The Penguins split their two games since we last met, losing their last game before the All-Star break and winning their first game out of the break.
But Sidney Crosby added another championship to his trophy case.
That’s right — Crosby captained the Metropolitan Division to an All-Star Game title in the 3-on-3 tournament by defeating one of the other divisions in the final. I could look up which division but I don’t care. I want to say … Pacific? The point is, Crosby is the only player in NHL history with two Stanley Cups, two Olympic golds, a world junior gold and a 3-on-3 All-Star Game championship.
Getting that last notch on the belt could be what puts Crosby into the Hall of Fame. We’ll have to wait and see.
The bad part of All-Star weekend for Penguins fans was when Evgeni Malkin was left off the NHL’s list of the top 100 players of all-time. Malkin has a Hart Trophy, two Hart runner-up finishes, a Conn Smythe Trophy, two Stanley Cups and is 14th all-time in points per game. It’s incredible that a list of so-called experts left Malkin off and thought Mike Gartner was more deserving.
If you’d like to read a top 100 list that’s written by three hockey writers that understand Malkin’s greatness and are OK with a few typos, you can pick up an e-book that will satisfy that urge. It’s super cheap, the players are ranked (unlike the NHL’s list) and there are bonus lists in there. (Editor’s note: Dave, if it’s an e-book, and you know there are typos can’t you just go back and fix th—)
That’s the past — the future is Friday, when the Penguins and Columbus Blue Jackets meet in a battle for NHL supremacy. Or at least second place in the Metro.
The Blue Jackets have 70 points; the Penguins have 67 after 49 games, as both teams finished their last 10 at 5-5-0, while the Washington Capitals have 72 points in 50 games after a recent 7-2-1 run. The division is still super tight and now with less than 35 games remaining, a Blue Jackets regulation win would do wonders for their chances of hosting a potential first-round series against the Penguins.
There is no shortage of great images and videos featuring Penguins from All-Star weekend but this feels like the best of them.
Mario Lemieux. Ron Francis. Jaromir Jagr.
They are 2-5-8 on the NHL’s all-time scoring list. They were all named to the NHL’s Top 100 list, even if Francis doesn’t deserve it. Yeah, you heard me. He was never a first- or second-team NHL All-Star and never got higher than fifth in Hart voting. He was a product of playing with Mario and Jagr.

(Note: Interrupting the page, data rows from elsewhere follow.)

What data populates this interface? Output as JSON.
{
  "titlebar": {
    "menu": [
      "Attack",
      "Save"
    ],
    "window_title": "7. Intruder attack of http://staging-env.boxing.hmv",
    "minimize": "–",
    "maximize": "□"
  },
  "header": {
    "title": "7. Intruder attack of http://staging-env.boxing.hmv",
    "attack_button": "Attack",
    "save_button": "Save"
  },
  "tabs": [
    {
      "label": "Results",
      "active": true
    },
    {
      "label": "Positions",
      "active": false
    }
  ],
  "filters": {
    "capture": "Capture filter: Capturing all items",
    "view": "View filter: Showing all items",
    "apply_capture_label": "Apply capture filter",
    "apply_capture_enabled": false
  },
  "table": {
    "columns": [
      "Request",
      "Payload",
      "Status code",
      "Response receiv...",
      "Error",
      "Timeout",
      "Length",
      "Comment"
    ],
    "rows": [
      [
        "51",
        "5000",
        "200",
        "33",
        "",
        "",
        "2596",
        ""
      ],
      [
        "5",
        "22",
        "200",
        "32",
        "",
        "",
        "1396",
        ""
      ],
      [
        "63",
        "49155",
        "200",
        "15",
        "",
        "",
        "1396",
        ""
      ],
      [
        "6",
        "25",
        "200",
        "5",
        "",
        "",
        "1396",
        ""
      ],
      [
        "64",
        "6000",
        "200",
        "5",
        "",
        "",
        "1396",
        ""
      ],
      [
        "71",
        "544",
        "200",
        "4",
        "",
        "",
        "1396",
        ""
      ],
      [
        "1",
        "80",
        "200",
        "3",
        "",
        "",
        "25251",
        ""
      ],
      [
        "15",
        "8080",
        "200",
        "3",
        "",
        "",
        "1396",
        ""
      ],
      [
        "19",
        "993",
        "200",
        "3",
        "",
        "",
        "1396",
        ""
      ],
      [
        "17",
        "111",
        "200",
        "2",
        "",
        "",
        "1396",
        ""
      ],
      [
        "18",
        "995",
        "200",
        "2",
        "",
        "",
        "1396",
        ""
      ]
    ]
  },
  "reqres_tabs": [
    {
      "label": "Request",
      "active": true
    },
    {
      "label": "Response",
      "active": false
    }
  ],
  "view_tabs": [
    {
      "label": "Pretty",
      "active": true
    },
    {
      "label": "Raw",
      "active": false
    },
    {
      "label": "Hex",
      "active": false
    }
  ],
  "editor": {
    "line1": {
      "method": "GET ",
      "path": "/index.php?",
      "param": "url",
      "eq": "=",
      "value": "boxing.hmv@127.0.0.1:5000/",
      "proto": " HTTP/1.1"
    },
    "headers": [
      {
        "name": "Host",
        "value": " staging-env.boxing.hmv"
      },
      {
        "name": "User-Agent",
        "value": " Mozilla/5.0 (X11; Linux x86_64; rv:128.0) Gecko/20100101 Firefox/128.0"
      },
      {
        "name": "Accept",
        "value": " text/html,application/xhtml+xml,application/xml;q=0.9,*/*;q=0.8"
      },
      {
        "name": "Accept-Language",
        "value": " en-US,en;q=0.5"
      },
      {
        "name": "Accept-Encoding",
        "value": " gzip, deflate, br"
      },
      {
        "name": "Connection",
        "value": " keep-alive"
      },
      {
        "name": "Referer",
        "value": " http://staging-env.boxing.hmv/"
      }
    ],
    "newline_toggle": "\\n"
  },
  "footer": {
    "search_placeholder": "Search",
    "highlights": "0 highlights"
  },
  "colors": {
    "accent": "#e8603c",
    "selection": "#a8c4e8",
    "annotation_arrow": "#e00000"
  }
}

Fight me at your earliest possible convenience if you disagree.
One more tweet, if only to distract you from the fact that Francis isn’t a top 100 player and just compiled a lot of big numbers because his career was so long.
To me, the better caption is, “When you find out Jonathan Toews is a top 100 player but Evgeni Malkin is not.”
Player of the Week
It’s Patric Hornqvist, who had a goal in the Penguins’ 4-3 loss before the break and two goals in a 4-2 win against the Predators on Tuesday. Offense hasn’t been a problem for the Penguins this season, but it’s nice to see Hornqvist starting to put pucks in the net. He has four goals in his past four games and six points in his past six games.
Player of the Weak
Olli Maatta’s raw Corsi (even-strength shot attempt differential) the past two games — 37.7 percent. Coach Mike Sullivan dropped his ice time against the Predators to 14:59, the third-lowest mark of the season. Maatta will have highs and lows, partly because he’s dealt with injury and illness early in his career and partly because he’s a young defenseman.
He’s signed long term and healthy, so the Penguins will ride it out. But he needs to get better before the playoffs if the Penguins are to have a chance at a Stanley Cup. They’re a different team when Maatta is playing well and gets around 20 minutes a night.
You’re right to be terrified if everyone behind Kris Letang, Justin Schultz and Trevor Daley are bad. But they’re not. There are issues, though. To win a Stanley Cup, you need a high-end Maatta and Ian Cole to be steady. Ideally, you’d like to go:
But let’s say the trade deadline arrives and you’re still unsure about Maatta. He’s struggling, and you’re not certain if he’ll be peaking come playoff time. Do you bump everyone up on the left side and let Maatta play bottom-pairing minutes? Do you trust Schultz to be solid as a full-time top-four guy in the postseason? Because that’s not what he was last year.
You’d love to see the Penguins get a top-four, left-handed defenseman or even rent the right-handed Kevin Shattenkirk to solidify the right side of your defense if you can make the cap space work (which will be hard). But this group is fine with potential to get better. It needs to get better.
There’s no need to poop your pants about the Penguins defensemen until late-February, if at all.